▶ WORK TO BE COMPLETED:
Could you copy every record exactly, leaving the pictures behind?

▶ EXERCISE DATA:

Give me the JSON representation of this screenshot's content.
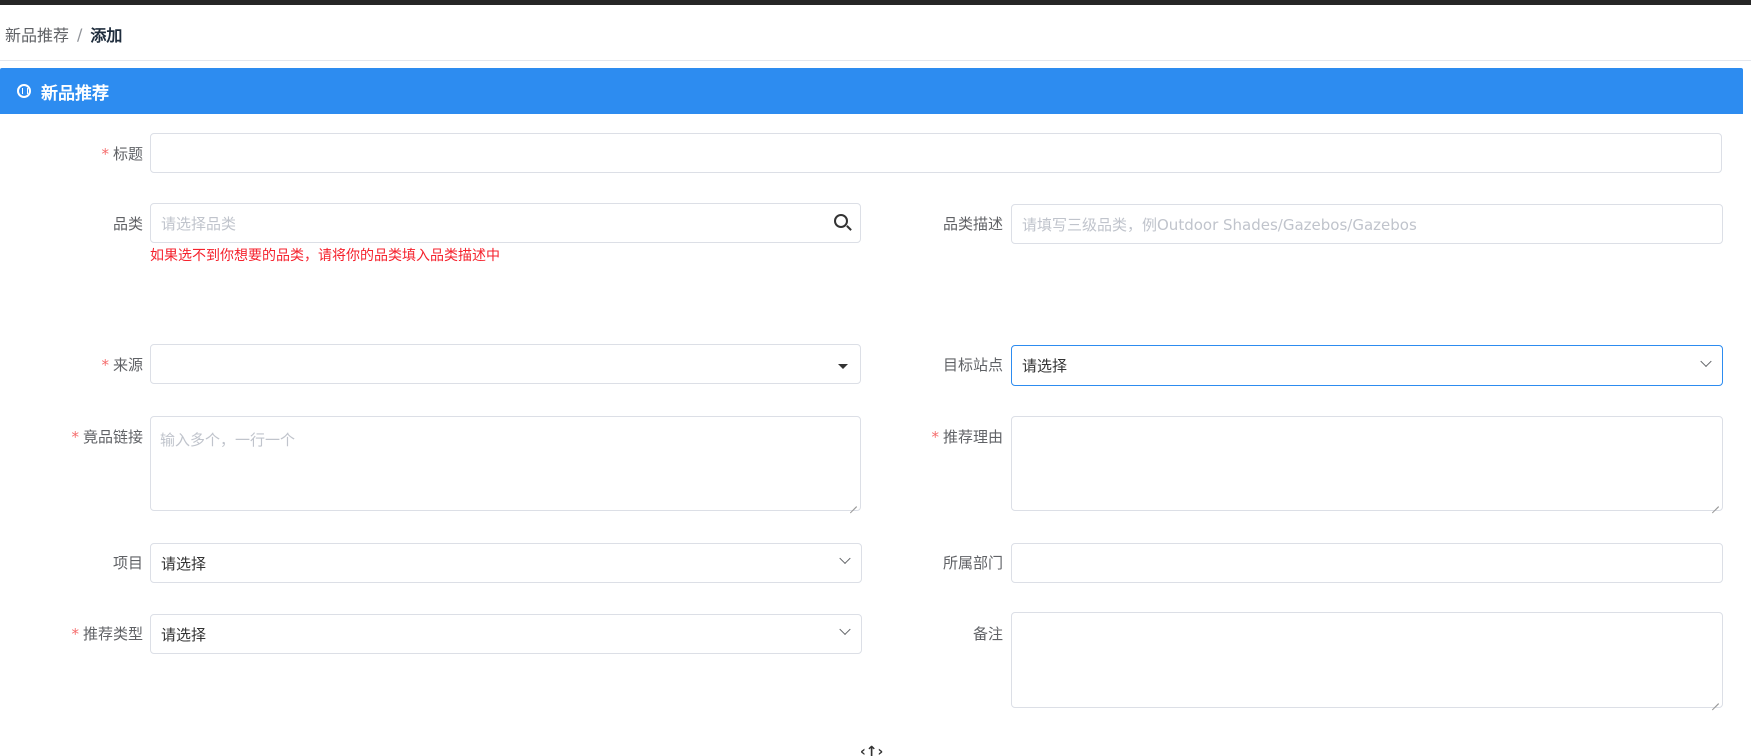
{
  "breadcrumb": {
    "parent": "新品推荐",
    "separator": "/",
    "current": "添加"
  },
  "panel": {
    "title": "新品推荐"
  },
  "form": {
    "title": {
      "label": "标题",
      "required": "*",
      "value": ""
    },
    "category": {
      "label": "品类",
      "placeholder": "请选择品类",
      "hint": "如果选不到你想要的品类，请将你的品类填入品类描述中"
    },
    "category_desc": {
      "label": "品类描述",
      "placeholder": "请填写三级品类，例Outdoor Shades/Gazebos/Gazebos"
    },
    "source": {
      "label": "来源",
      "required": "*",
      "value": ""
    },
    "target_site": {
      "label": "目标站点",
      "value": "请选择"
    },
    "competitor_links": {
      "label": "竟品链接",
      "required": "*",
      "placeholder": "输入多个，一行一个"
    },
    "reason": {
      "label": "推荐理由",
      "required": "*",
      "value": ""
    },
    "project": {
      "label": "项目",
      "value": "请选择"
    },
    "department": {
      "label": "所属部门",
      "value": ""
    },
    "recommend_type": {
      "label": "推荐类型",
      "required": "*",
      "value": "请选择"
    },
    "remark": {
      "label": "备注",
      "value": ""
    }
  },
  "colors": {
    "accent": "#2d8cf0",
    "error": "#f5222d",
    "required": "#f56c6c"
  },
  "icons": {
    "panel": "wordpress-icon",
    "search": "search-icon",
    "select": "chevron-down-icon",
    "bottom": "expand-icon"
  }
}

▶ ANSWER BOX:
Give me the JSON representation of this screenshot's content.
{
  "breadcrumb": {
    "parent": "新品推荐",
    "separator": "/",
    "current": "添加"
  },
  "panel": {
    "title": "新品推荐"
  },
  "form": {
    "title": {
      "label": "标题",
      "required": "*",
      "value": ""
    },
    "category": {
      "label": "品类",
      "placeholder": "请选择品类",
      "hint": "如果选不到你想要的品类，请将你的品类填入品类描述中"
    },
    "category_desc": {
      "label": "品类描述",
      "placeholder": "请填写三级品类，例Outdoor Shades/Gazebos/Gazebos"
    },
    "source": {
      "label": "来源",
      "required": "*",
      "value": ""
    },
    "target_site": {
      "label": "目标站点",
      "value": "请选择"
    },
    "competitor_links": {
      "label": "竟品链接",
      "required": "*",
      "placeholder": "输入多个，一行一个"
    },
    "reason": {
      "label": "推荐理由",
      "required": "*",
      "value": ""
    },
    "project": {
      "label": "项目",
      "value": "请选择"
    },
    "department": {
      "label": "所属部门",
      "value": ""
    },
    "recommend_type": {
      "label": "推荐类型",
      "required": "*",
      "value": "请选择"
    },
    "remark": {
      "label": "备注",
      "value": ""
    }
  },
  "colors": {
    "accent": "#2d8cf0",
    "error": "#f5222d",
    "required": "#f56c6c"
  },
  "icons": {
    "panel": "wordpress-icon",
    "search": "search-icon",
    "select": "chevron-down-icon",
    "bottom": "expand-icon"
  }
}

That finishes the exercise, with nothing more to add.